Only Yesterday review - usenet rec.arts.anime - 14 April 1992
Omohide Poroporo - review
By John W. Yung
16 April 1992
To get an idea of how good "Omoide Poro Poro" [ Only Yesterday, ed.] is, one could start by looking at the fact that it was the number one animated movie in Japan for 1991. The next fact to consider is the presence of Hayao Miyazaki as the film's producer. The director, Isao Takahata, is a former student of Miyazaki, but as this movie (and his previous project, "The Grave of the Fireflies") shows, Takahata is well on his way to becoming a master, if he isn't considered one by now.
There are signs of Miyazaki's artistic influence in the character designs and backgrounds Takahata uses in "Omoide Poro Poro." The clean, simple faces of the characters are reminiscent of Miyazaki's style, and the colors used in the production are subdued.

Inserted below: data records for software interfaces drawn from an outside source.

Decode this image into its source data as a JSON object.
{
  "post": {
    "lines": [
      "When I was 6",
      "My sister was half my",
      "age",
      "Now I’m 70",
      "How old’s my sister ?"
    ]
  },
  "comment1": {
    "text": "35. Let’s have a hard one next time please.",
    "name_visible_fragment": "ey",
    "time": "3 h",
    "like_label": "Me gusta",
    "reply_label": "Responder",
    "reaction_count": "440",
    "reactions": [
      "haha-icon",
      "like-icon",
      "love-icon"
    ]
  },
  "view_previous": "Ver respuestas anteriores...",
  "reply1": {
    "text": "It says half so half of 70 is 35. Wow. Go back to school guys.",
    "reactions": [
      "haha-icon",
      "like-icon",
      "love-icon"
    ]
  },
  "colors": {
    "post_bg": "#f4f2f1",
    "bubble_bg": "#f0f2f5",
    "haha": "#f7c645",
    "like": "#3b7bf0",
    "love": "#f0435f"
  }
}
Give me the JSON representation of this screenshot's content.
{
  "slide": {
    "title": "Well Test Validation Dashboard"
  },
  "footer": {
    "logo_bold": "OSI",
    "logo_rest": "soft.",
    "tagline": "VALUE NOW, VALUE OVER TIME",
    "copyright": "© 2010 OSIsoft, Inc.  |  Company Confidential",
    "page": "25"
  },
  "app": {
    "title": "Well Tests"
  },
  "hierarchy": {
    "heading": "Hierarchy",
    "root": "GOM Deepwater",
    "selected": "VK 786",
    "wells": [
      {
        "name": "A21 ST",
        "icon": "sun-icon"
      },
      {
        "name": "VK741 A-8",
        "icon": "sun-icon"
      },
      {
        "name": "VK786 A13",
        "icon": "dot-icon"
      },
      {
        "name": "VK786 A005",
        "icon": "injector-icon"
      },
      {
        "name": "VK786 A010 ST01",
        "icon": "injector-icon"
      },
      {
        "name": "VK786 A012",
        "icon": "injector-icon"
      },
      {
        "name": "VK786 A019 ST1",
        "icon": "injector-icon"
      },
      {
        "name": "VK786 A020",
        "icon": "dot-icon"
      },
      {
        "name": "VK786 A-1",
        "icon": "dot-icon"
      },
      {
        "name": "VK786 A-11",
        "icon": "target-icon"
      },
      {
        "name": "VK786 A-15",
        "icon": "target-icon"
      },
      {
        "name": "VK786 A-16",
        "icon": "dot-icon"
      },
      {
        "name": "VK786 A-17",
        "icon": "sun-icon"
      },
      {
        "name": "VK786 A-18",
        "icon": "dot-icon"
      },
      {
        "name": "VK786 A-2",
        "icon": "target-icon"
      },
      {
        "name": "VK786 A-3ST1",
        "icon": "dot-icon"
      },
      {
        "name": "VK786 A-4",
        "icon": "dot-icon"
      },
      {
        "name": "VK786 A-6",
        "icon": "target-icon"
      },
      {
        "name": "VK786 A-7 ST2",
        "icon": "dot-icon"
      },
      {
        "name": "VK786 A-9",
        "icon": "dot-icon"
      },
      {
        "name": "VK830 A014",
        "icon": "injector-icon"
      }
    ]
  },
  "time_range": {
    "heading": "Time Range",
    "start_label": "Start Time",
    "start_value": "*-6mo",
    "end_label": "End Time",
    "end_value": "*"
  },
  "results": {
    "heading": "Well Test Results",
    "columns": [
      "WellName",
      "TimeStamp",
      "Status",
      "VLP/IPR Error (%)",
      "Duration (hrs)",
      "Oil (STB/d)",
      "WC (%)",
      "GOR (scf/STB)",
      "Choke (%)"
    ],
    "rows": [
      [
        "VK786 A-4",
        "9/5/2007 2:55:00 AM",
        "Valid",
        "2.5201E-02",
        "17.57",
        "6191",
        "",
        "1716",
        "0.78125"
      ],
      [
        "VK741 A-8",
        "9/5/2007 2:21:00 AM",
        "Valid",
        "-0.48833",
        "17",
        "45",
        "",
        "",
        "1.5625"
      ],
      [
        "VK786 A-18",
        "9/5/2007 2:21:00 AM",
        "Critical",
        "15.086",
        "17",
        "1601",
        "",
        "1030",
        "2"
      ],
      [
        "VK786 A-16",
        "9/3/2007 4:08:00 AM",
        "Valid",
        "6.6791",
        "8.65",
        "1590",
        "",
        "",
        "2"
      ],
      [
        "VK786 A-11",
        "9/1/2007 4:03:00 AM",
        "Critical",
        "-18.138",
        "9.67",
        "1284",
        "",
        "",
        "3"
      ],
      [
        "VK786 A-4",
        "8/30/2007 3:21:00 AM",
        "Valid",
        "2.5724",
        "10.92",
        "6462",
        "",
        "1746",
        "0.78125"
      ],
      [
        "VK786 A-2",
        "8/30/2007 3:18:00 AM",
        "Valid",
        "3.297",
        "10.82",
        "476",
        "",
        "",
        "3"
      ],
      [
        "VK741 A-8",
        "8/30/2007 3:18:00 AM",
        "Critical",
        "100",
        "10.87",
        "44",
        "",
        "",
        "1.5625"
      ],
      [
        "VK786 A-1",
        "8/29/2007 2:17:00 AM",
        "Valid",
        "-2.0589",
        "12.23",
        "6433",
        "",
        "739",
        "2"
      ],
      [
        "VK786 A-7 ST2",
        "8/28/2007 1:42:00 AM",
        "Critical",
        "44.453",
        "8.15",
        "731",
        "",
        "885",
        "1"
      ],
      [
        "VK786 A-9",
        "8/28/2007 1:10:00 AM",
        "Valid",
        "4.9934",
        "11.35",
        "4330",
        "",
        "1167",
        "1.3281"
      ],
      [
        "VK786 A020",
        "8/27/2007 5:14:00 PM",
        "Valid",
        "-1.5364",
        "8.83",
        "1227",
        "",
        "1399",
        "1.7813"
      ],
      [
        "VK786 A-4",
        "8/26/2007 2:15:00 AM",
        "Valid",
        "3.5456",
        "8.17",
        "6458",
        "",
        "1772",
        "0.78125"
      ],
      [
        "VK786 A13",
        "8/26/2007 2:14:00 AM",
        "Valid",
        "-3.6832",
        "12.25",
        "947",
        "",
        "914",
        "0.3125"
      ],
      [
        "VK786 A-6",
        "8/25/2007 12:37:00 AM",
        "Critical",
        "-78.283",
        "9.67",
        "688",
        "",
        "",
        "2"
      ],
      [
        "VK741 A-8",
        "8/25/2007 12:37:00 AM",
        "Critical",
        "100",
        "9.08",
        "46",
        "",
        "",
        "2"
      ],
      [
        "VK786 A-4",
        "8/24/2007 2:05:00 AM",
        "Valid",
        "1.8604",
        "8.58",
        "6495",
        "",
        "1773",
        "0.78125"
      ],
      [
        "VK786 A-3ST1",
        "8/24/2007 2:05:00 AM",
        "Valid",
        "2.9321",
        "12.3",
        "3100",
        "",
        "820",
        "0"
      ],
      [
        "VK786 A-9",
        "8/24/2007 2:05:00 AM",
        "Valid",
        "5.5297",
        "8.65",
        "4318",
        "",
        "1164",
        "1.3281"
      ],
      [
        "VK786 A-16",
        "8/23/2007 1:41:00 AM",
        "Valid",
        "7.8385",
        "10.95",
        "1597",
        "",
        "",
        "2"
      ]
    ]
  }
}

However, the difference is that Takahata's work appears even more detailed than Miyazaki's because Takahata's direction tends toward realism. The attention to details is reflected in various places throughout the film from subtle human motion like the slight shake of the head to nostalgic displays like Beatles posters and old TV shows to ordinary physics like the reflection of buildings in a swinging car door window. The sum of the effects is astounding and enhances the world presented to us in "Omoide Poro Poro."
Takahata focuses on personal and inter-personal relationships in this tale of a woman's reunion with her family. The movie's blurb, translated as "I am going on a journey with myself," hints at the poignant scenes in "Omoide Poro Poro," most of which are flashbacks to the childhood of the main character, Taeko. Taeko's memories have strong emotional contents which is communicated to the viewer through common experiences from joy and love to sorrow and disappointment. The characters break the language barrier with crafted responses filled with hints from subtle, natural gestures and from voice intonations that is often taken for granted. Knowledge of the Japanese language is certainly helpful, as usual, but ignorance does not completely interfere with the enjoyment of the film.

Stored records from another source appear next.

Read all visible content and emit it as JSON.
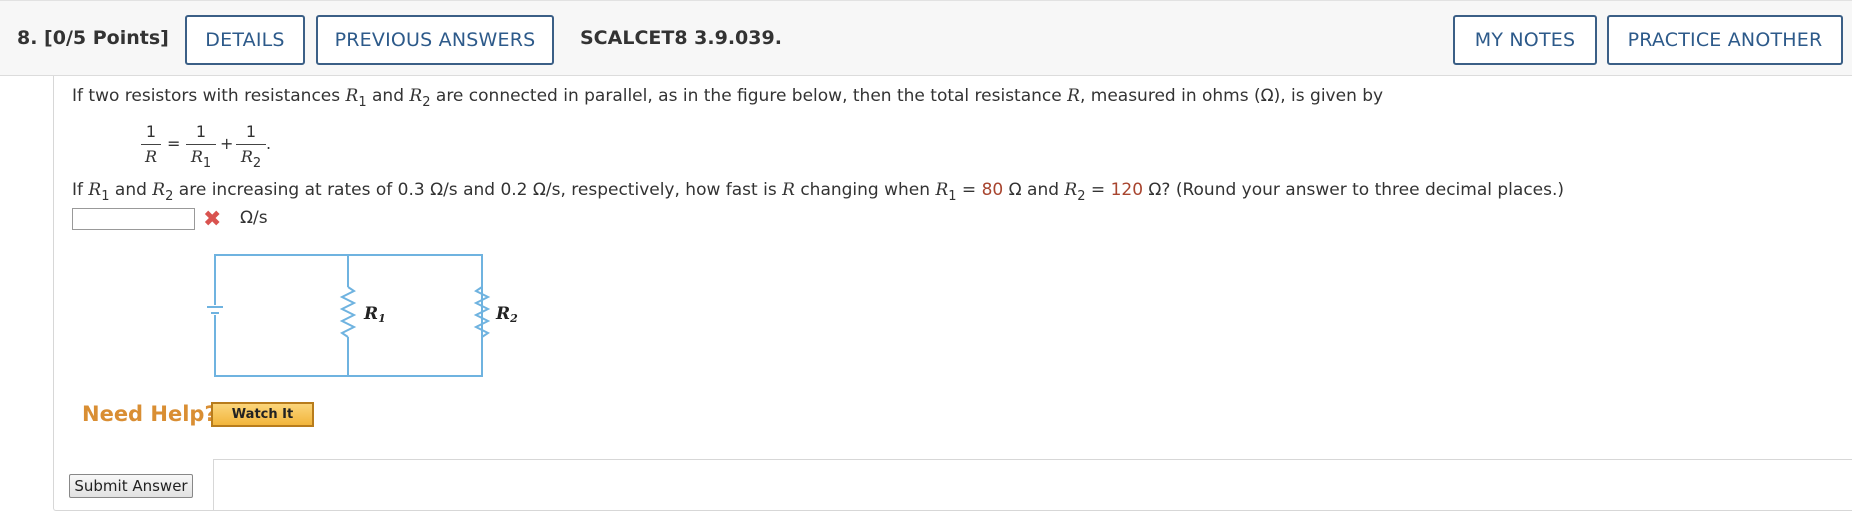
{
  "header": {
    "question_label": "8.  [0/5 Points]",
    "details_label": "DETAILS",
    "previous_answers_label": "PREVIOUS ANSWERS",
    "problem_code": "SCALCET8 3.9.039.",
    "my_notes_label": "MY NOTES",
    "practice_another_label": "PRACTICE ANOTHER"
  },
  "problem": {
    "intro_part1": "If two resistors with resistances ",
    "r": "R",
    "sub1": "1",
    "sub2": "2",
    "and": " and ",
    "intro_part2": " are connected in parallel, as in the figure below, then the total resistance ",
    "intro_part3": ", measured in ohms (Ω), is given by",
    "formula": {
      "one": "1",
      "eq": "=",
      "plus": "+",
      "period": "."
    },
    "question_part1": "If ",
    "question_part2": " are increasing at rates of 0.3 Ω/s and 0.2 Ω/s, respectively, how fast is ",
    "question_part3": " changing when ",
    "eq": " = ",
    "r1_value": "80",
    "r2_value": "120",
    "ohm": " Ω",
    "question_and": " Ω and ",
    "question_part4": " Ω? (Round your answer to three decimal places.)",
    "answer_value": "",
    "answer_unit": "Ω/s",
    "status_icon": "x-mark-icon"
  },
  "figure": {
    "label_r1": "R",
    "label_r1_sub": "1",
    "label_r2": "R",
    "label_r2_sub": "2",
    "wire_color": "#6fb3e0"
  },
  "help": {
    "need_help_label": "Need Help?",
    "watch_it_label": "Watch It"
  },
  "footer": {
    "submit_label": "Submit Answer"
  },
  "colors": {
    "accent": "#2d5a8a",
    "wrong": "#d9534f",
    "value_highlight": "#a8452f",
    "help": "#d98e33"
  }
}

"Omoide Poro Poro" may have been aimed toward Japanese adults, but it certainly carries appeal for people of any age and language. There are no giant robots nor monsters wrecking destruction upon Tokyo in this story, just a woman discovering herself and her place in the world. At the end of this entertaining movie, one may wonder if there's a child in all of us, ever hopeful of the decisions we make based upon our experiences in the journey of life.